Please reproduce the entries exactly as they appear below, but not the pictures.

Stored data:
──────

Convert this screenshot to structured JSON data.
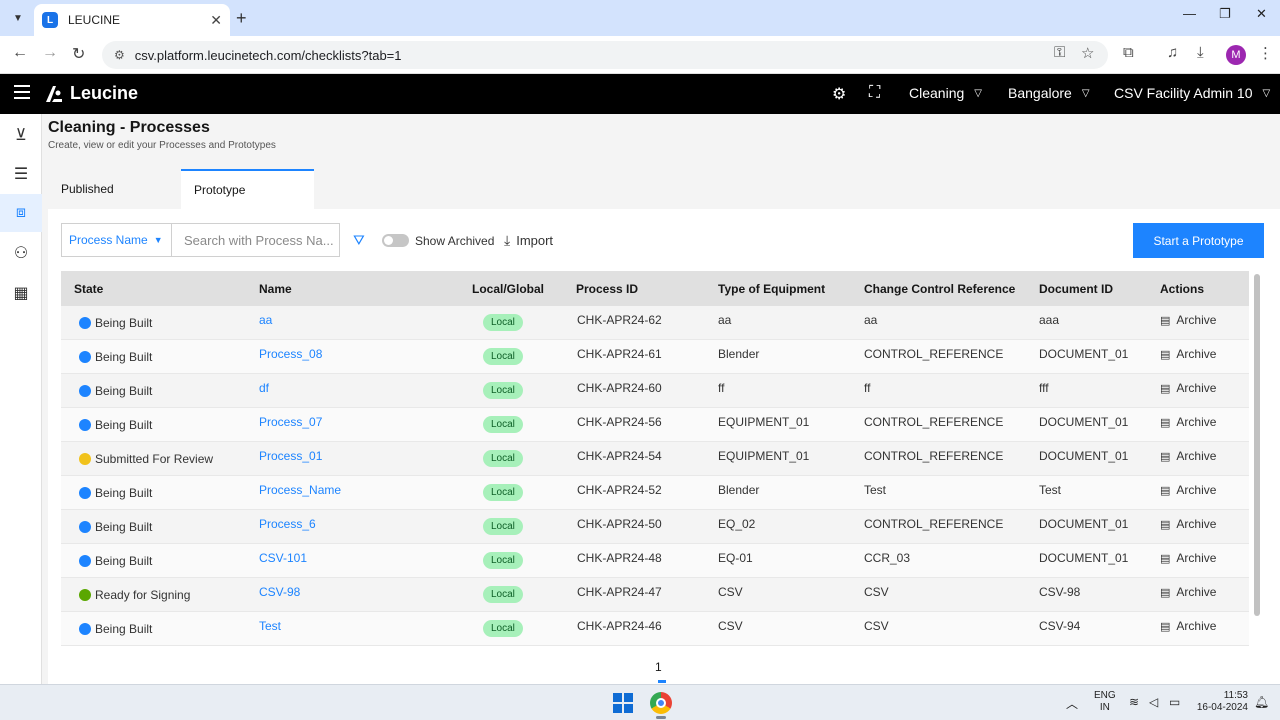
{
  "browser": {
    "tab_title": "LEUCINE",
    "url": "csv.platform.leucinetech.com/checklists?tab=1",
    "avatar_letter": "M"
  },
  "header": {
    "brand": "Leucine",
    "use_case": "Cleaning",
    "facility": "Bangalore",
    "user": "CSV Facility Admin 10"
  },
  "page": {
    "title": "Cleaning - Processes",
    "subtitle": "Create, view or edit your Processes and Prototypes",
    "tabs": [
      {
        "label": "Published"
      },
      {
        "label": "Prototype"
      }
    ]
  },
  "toolbar": {
    "filter_field": "Process Name",
    "search_placeholder": "Search with Process Na...",
    "show_archived_label": "Show Archived",
    "import_label": "Import",
    "primary_label": "Start a Prototype"
  },
  "table": {
    "headers": {
      "state": "State",
      "name": "Name",
      "local_global": "Local/Global",
      "process_id": "Process ID",
      "equipment": "Type of Equipment",
      "ccr": "Change Control Reference",
      "doc_id": "Document ID",
      "actions": "Actions"
    },
    "rows": [
      {
        "state": "Being Built",
        "state_color": "#1d84ff",
        "name": "aa",
        "scope": "Local",
        "pid": "CHK-APR24-62",
        "equipment": "aa",
        "ccr": "aa",
        "doc": "aaa",
        "action": "Archive"
      },
      {
        "state": "Being Built",
        "state_color": "#1d84ff",
        "name": "Process_08",
        "scope": "Local",
        "pid": "CHK-APR24-61",
        "equipment": "Blender",
        "ccr": "CONTROL_REFERENCE",
        "doc": "DOCUMENT_01",
        "action": "Archive"
      },
      {
        "state": "Being Built",
        "state_color": "#1d84ff",
        "name": "df",
        "scope": "Local",
        "pid": "CHK-APR24-60",
        "equipment": "ff",
        "ccr": "ff",
        "doc": "fff",
        "action": "Archive"
      },
      {
        "state": "Being Built",
        "state_color": "#1d84ff",
        "name": "Process_07",
        "scope": "Local",
        "pid": "CHK-APR24-56",
        "equipment": "EQUIPMENT_01",
        "ccr": "CONTROL_REFERENCE",
        "doc": "DOCUMENT_01",
        "action": "Archive"
      },
      {
        "state": "Submitted For Review",
        "state_color": "#f1c21b",
        "name": "Process_01",
        "scope": "Local",
        "pid": "CHK-APR24-54",
        "equipment": "EQUIPMENT_01",
        "ccr": "CONTROL_REFERENCE",
        "doc": "DOCUMENT_01",
        "action": "Archive"
      },
      {
        "state": "Being Built",
        "state_color": "#1d84ff",
        "name": "Process_Name",
        "scope": "Local",
        "pid": "CHK-APR24-52",
        "equipment": "Blender",
        "ccr": "Test",
        "doc": "Test",
        "action": "Archive"
      },
      {
        "state": "Being Built",
        "state_color": "#1d84ff",
        "name": "Process_6",
        "scope": "Local",
        "pid": "CHK-APR24-50",
        "equipment": "EQ_02",
        "ccr": "CONTROL_REFERENCE",
        "doc": "DOCUMENT_01",
        "action": "Archive"
      },
      {
        "state": "Being Built",
        "state_color": "#1d84ff",
        "name": "CSV-101",
        "scope": "Local",
        "pid": "CHK-APR24-48",
        "equipment": "EQ-01",
        "ccr": "CCR_03",
        "doc": "DOCUMENT_01",
        "action": "Archive"
      },
      {
        "state": "Ready for Signing",
        "state_color": "#5aa700",
        "name": "CSV-98",
        "scope": "Local",
        "pid": "CHK-APR24-47",
        "equipment": "CSV",
        "ccr": "CSV",
        "doc": "CSV-98",
        "action": "Archive"
      },
      {
        "state": "Being Built",
        "state_color": "#1d84ff",
        "name": "Test",
        "scope": "Local",
        "pid": "CHK-APR24-46",
        "equipment": "CSV",
        "ccr": "CSV",
        "doc": "CSV-94",
        "action": "Archive"
      }
    ]
  },
  "pagination": {
    "current": "1"
  },
  "taskbar": {
    "lang_1": "ENG",
    "lang_2": "IN",
    "time": "11:53",
    "date": "16-04-2024"
  },
  "colors": {
    "accent": "#1d84ff",
    "header_bg": "#000000"
  }
}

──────

- **Exercise output**:
Convert this screenshot to structured JSON data.
{
  "browser": {
    "tab_title": "LEUCINE",
    "url": "csv.platform.leucinetech.com/checklists?tab=1",
    "avatar_letter": "M"
  },
  "header": {
    "brand": "Leucine",
    "use_case": "Cleaning",
    "facility": "Bangalore",
    "user": "CSV Facility Admin 10"
  },
  "page": {
    "title": "Cleaning - Processes",
    "subtitle": "Create, view or edit your Processes and Prototypes",
    "tabs": [
      {
        "label": "Published"
      },
      {
        "label": "Prototype"
      }
    ]
  },
  "toolbar": {
    "filter_field": "Process Name",
    "search_placeholder": "Search with Process Na...",
    "show_archived_label": "Show Archived",
    "import_label": "Import",
    "primary_label": "Start a Prototype"
  },
  "table": {
    "headers": {
      "state": "State",
      "name": "Name",
      "local_global": "Local/Global",
      "process_id": "Process ID",
      "equipment": "Type of Equipment",
      "ccr": "Change Control Reference",
      "doc_id": "Document ID",
      "actions": "Actions"
    },
    "rows": [
      {
        "state": "Being Built",
        "state_color": "#1d84ff",
        "name": "aa",
        "scope": "Local",
        "pid": "CHK-APR24-62",
        "equipment": "aa",
        "ccr": "aa",
        "doc": "aaa",
        "action": "Archive"
      },
      {
        "state": "Being Built",
        "state_color": "#1d84ff",
        "name": "Process_08",
        "scope": "Local",
        "pid": "CHK-APR24-61",
        "equipment": "Blender",
        "ccr": "CONTROL_REFERENCE",
        "doc": "DOCUMENT_01",
        "action": "Archive"
      },
      {
        "state": "Being Built",
        "state_color": "#1d84ff",
        "name": "df",
        "scope": "Local",
        "pid": "CHK-APR24-60",
        "equipment": "ff",
        "ccr": "ff",
        "doc": "fff",
        "action": "Archive"
      },
      {
        "state": "Being Built",
        "state_color": "#1d84ff",
        "name": "Process_07",
        "scope": "Local",
        "pid": "CHK-APR24-56",
        "equipment": "EQUIPMENT_01",
        "ccr": "CONTROL_REFERENCE",
        "doc": "DOCUMENT_01",
        "action": "Archive"
      },
      {
        "state": "Submitted For Review",
        "state_color": "#f1c21b",
        "name": "Process_01",
        "scope": "Local",
        "pid": "CHK-APR24-54",
        "equipment": "EQUIPMENT_01",
        "ccr": "CONTROL_REFERENCE",
        "doc": "DOCUMENT_01",
        "action": "Archive"
      },
      {
        "state": "Being Built",
        "state_color": "#1d84ff",
        "name": "Process_Name",
        "scope": "Local",
        "pid": "CHK-APR24-52",
        "equipment": "Blender",
        "ccr": "Test",
        "doc": "Test",
        "action": "Archive"
      },
      {
        "state": "Being Built",
        "state_color": "#1d84ff",
        "name": "Process_6",
        "scope": "Local",
        "pid": "CHK-APR24-50",
        "equipment": "EQ_02",
        "ccr": "CONTROL_REFERENCE",
        "doc": "DOCUMENT_01",
        "action": "Archive"
      },
      {
        "state": "Being Built",
        "state_color": "#1d84ff",
        "name": "CSV-101",
        "scope": "Local",
        "pid": "CHK-APR24-48",
        "equipment": "EQ-01",
        "ccr": "CCR_03",
        "doc": "DOCUMENT_01",
        "action": "Archive"
      },
      {
        "state": "Ready for Signing",
        "state_color": "#5aa700",
        "name": "CSV-98",
        "scope": "Local",
        "pid": "CHK-APR24-47",
        "equipment": "CSV",
        "ccr": "CSV",
        "doc": "CSV-98",
        "action": "Archive"
      },
      {
        "state": "Being Built",
        "state_color": "#1d84ff",
        "name": "Test",
        "scope": "Local",
        "pid": "CHK-APR24-46",
        "equipment": "CSV",
        "ccr": "CSV",
        "doc": "CSV-94",
        "action": "Archive"
      }
    ]
  },
  "pagination": {
    "current": "1"
  },
  "taskbar": {
    "lang_1": "ENG",
    "lang_2": "IN",
    "time": "11:53",
    "date": "16-04-2024"
  },
  "colors": {
    "accent": "#1d84ff",
    "header_bg": "#000000"
  }
}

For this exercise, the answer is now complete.